“Superboy” is currently one of those middle-of-the-road fun comics. Is it great? Not really. Is it bad? Certainly not. Is it dependable and enjoyable? Absolutely.
Scott Lobdell’s continued his more or less complete restart of the Superboy character by having him finally out from the N.O.W.H.E.R.E. labs, dealing with a pair of convenience store killers. In terms of pacing, it’s still a little slow; Superboy’s just now starting to experience the real world, not quite understanding its limitations, and inevitably ending back over at N.O.W.H.E.R.E. once again. It’s the sort of momentum that can work well in a big 250-page work because it’s such a small fraction of the greater picture, but in a serialized format it runs the risk of irritating those who want a bit more of a zing to each individual issue.

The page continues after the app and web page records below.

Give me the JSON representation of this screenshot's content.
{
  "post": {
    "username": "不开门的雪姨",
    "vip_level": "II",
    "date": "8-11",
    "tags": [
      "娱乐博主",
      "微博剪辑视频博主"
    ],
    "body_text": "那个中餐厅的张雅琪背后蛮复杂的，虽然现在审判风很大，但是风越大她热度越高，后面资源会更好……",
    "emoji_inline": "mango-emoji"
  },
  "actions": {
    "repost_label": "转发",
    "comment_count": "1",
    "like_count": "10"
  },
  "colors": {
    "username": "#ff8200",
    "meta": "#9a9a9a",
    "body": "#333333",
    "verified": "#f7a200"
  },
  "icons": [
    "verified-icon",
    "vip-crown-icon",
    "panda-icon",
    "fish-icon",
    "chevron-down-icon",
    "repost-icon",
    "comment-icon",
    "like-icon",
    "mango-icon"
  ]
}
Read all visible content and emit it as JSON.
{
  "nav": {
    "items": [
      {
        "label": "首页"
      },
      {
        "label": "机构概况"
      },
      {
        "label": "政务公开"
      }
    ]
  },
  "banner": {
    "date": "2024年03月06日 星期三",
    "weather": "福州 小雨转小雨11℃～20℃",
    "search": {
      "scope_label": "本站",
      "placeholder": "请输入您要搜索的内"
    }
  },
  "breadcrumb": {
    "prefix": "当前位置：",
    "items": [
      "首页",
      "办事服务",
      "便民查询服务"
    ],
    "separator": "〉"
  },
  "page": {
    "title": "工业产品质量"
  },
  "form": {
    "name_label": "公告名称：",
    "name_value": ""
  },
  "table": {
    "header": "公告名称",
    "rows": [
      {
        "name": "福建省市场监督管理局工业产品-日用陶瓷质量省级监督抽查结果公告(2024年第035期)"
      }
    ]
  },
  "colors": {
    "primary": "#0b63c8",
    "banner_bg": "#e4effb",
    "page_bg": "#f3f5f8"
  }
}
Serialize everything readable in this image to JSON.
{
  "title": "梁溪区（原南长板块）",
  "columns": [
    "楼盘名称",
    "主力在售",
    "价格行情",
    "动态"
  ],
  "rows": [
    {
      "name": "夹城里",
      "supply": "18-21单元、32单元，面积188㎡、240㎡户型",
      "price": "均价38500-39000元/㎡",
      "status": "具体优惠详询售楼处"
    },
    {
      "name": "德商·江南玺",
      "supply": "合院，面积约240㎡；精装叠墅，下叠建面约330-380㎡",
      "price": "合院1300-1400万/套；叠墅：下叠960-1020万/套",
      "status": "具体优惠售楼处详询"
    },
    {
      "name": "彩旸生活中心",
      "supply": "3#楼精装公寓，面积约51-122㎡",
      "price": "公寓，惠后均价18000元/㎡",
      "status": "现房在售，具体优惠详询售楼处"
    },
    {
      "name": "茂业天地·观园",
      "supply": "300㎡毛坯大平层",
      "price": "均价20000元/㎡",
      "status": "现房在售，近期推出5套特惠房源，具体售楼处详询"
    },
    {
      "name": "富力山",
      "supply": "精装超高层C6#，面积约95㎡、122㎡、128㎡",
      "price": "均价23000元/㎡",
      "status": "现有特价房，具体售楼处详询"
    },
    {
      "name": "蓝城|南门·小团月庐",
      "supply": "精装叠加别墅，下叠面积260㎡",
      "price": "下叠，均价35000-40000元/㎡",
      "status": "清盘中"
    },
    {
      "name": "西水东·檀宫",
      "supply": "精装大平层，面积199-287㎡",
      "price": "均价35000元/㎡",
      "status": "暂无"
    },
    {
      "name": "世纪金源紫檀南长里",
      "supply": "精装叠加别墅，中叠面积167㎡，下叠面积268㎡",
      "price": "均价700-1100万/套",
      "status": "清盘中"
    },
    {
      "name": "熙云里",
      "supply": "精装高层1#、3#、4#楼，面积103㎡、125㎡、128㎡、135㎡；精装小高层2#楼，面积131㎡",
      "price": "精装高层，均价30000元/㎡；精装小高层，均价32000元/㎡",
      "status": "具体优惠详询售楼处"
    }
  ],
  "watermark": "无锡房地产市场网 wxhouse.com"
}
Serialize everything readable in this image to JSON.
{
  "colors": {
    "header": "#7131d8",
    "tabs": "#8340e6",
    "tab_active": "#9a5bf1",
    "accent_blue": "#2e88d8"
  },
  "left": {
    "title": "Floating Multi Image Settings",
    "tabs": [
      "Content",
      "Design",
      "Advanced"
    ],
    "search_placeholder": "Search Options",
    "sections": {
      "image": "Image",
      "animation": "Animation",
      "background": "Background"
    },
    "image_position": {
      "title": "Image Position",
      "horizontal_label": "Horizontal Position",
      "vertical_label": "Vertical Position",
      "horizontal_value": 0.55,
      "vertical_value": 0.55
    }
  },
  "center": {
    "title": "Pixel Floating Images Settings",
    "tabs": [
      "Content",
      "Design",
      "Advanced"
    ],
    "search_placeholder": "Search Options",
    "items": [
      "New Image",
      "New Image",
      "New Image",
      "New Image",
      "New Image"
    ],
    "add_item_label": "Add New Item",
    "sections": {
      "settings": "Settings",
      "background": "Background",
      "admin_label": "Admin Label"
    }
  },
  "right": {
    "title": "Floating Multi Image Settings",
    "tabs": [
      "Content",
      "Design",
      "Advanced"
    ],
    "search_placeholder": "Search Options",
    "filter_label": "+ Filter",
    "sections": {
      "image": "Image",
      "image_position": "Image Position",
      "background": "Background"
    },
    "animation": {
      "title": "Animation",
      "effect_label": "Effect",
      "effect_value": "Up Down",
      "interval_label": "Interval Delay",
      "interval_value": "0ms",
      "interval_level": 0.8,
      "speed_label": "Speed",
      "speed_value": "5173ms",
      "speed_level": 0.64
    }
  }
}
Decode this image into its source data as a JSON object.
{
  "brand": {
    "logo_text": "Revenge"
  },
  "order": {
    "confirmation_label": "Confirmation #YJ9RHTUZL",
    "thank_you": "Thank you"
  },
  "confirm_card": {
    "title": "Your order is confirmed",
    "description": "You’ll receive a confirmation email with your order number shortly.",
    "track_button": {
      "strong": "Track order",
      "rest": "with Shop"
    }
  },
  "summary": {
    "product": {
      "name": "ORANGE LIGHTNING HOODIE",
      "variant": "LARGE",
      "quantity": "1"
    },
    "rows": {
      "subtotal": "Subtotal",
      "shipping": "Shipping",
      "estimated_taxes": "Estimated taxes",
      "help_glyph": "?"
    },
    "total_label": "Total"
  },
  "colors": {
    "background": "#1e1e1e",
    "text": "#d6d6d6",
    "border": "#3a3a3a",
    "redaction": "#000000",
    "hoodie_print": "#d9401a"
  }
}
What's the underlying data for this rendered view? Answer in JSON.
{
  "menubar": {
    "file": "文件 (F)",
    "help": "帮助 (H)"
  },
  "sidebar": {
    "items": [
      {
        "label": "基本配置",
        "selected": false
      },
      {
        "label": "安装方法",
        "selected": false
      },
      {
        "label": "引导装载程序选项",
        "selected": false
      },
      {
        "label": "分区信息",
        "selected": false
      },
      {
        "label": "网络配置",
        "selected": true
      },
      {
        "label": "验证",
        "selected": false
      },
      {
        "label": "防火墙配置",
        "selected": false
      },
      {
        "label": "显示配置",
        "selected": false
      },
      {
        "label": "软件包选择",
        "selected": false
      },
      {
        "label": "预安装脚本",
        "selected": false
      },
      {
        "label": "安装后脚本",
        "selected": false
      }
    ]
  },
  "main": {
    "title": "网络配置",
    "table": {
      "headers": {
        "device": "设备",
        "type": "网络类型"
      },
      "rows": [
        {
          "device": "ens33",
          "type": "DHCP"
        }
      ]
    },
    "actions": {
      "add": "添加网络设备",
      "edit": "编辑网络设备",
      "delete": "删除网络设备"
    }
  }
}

It’s that same pacing that hits the other characters, too. Rose Wilson is in the process of getting repositioned for a new purpose within the comic, but we’ve yet to actually see what that new role will be. And likewise, Red’s identity is finally revealed (in more ways than one, with an homage to one of J. Scott Campbell’s favorite things to do to Caitlin Fairchild back in the day), except that just about every reader figured it out in “Superboy” #1 or #2. Once again it’s not bad, but it’s hard to keep from feeling that this could have moved a bit faster.
On the other hand, the pace is just right for R.B. Silva’s pencils, which continue to attract me as a reader. I adore his smooth, well rounded character designs, and he can do so much with even the smallest of character moments. Superboy’s sudden wide-eyed expression when he thinks about how the V.R. program was less complicated — even though we only get half of his face on the panel — is hysterical even as it gives us a great little character moment, for example. And something as simple as a hairstyle is well-executed; I love the female half of the convenience store robber’s long, carefully-drawn braids, or the slightly tousled haircut for Superboy. We only get a little in the way of inventive layouts, but that said I adore the circles all over the double-page spread of Superboy fighting the fire elemental. It’s inventive and easy to follow, but most of all it’s just attractive to look at.
“Superboy” is the sort of book that I suspect will attract itself more to fans of the character than casual readers, but it’s not a bad little book. I do think it needs a stronger hook to bring in those casual readers, and a slightly faster pace could probably do it. Until that happens, though, it’s still a good book. Just not great. At least, not yet.